What is required:
Locate the string "Lesson" in the listing below. Copy every line where it is found.

Entries shown:
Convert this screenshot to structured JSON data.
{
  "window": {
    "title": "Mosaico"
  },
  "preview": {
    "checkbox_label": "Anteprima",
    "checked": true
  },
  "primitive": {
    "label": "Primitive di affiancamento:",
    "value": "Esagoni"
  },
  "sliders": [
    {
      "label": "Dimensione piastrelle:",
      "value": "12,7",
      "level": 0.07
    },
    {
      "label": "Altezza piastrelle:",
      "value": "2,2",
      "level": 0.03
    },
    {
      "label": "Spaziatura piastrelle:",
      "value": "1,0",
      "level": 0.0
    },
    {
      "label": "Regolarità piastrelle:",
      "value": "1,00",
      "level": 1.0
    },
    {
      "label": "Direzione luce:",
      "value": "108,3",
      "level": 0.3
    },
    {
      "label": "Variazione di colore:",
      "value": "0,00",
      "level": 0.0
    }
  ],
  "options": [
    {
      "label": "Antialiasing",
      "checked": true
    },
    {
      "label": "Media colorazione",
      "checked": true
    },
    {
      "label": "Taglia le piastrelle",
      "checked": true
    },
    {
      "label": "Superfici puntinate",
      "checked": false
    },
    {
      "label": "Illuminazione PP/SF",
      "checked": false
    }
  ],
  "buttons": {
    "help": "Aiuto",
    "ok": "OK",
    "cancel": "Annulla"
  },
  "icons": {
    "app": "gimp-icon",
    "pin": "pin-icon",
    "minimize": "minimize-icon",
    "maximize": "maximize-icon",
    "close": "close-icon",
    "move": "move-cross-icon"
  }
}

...

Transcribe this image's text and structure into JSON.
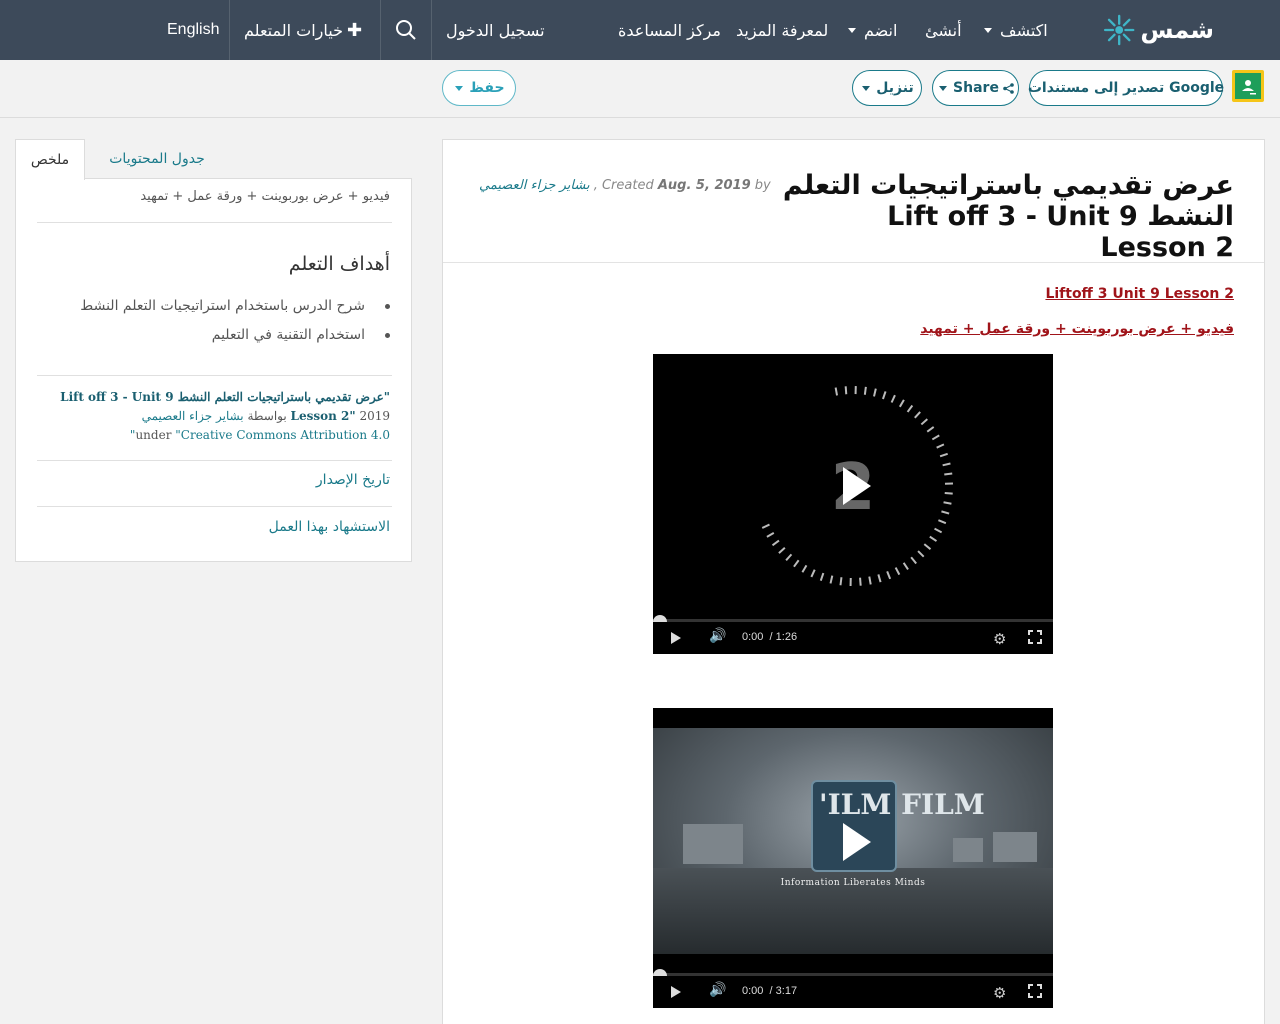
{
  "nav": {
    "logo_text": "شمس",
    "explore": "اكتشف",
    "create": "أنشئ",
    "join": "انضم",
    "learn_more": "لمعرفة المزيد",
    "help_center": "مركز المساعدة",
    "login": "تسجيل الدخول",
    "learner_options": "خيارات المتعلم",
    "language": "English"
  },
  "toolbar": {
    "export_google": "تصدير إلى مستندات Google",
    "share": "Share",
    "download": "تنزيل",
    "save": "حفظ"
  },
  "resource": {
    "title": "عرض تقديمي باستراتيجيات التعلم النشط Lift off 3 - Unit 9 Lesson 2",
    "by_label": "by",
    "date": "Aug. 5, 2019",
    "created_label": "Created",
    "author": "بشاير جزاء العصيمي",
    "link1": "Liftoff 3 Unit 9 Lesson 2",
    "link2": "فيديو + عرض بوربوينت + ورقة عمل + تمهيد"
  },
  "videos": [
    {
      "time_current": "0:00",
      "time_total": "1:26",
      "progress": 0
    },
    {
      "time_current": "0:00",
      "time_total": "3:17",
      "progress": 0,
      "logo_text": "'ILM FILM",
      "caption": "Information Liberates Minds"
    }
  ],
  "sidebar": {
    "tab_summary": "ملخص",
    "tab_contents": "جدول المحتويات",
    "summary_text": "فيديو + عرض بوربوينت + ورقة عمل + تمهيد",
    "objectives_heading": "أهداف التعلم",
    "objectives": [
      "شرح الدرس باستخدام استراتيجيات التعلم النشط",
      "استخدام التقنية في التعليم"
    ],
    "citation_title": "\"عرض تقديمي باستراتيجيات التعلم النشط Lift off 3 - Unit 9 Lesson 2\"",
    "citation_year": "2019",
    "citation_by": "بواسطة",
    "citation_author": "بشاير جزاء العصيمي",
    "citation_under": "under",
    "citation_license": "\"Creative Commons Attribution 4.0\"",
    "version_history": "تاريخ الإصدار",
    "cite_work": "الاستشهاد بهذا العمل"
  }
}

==

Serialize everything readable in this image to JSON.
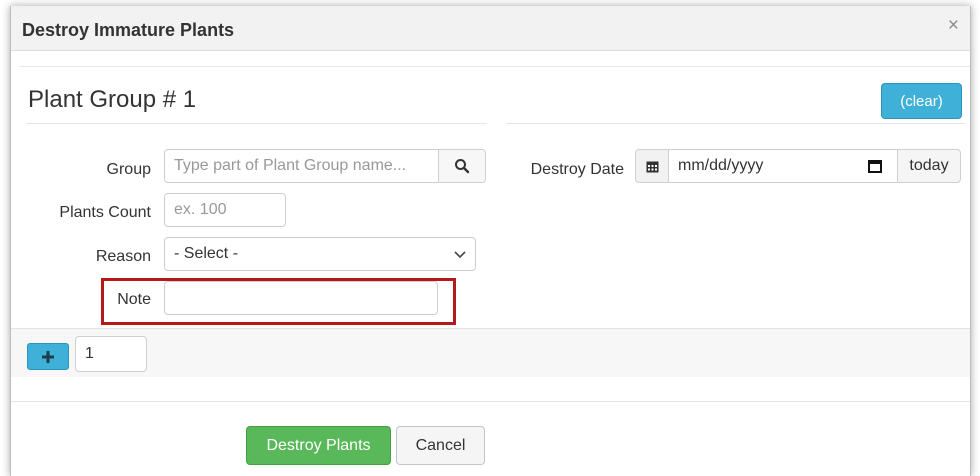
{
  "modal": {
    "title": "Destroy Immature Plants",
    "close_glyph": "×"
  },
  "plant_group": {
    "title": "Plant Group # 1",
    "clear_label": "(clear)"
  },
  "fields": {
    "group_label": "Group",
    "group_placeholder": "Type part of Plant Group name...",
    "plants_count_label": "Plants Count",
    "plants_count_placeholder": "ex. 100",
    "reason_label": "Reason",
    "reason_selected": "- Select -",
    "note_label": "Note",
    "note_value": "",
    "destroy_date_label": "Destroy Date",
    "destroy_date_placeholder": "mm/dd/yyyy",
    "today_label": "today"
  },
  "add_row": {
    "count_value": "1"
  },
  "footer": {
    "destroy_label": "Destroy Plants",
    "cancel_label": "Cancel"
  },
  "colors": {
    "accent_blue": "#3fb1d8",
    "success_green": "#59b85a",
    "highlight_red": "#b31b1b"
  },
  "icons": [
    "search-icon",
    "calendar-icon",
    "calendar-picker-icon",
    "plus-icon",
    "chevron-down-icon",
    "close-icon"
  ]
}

Written answer:
    "title": "عرض تقديمي باستراتيجيات التعلم النشط Lift off 3 - Unit 9 Lesson 2",
    "link1": "Liftoff 3 Unit 9 Lesson 2",
    "citation_title": "\"عرض تقديمي باستراتيجيات التعلم النشط Lift off 3 - Unit 9 Lesson 2\"",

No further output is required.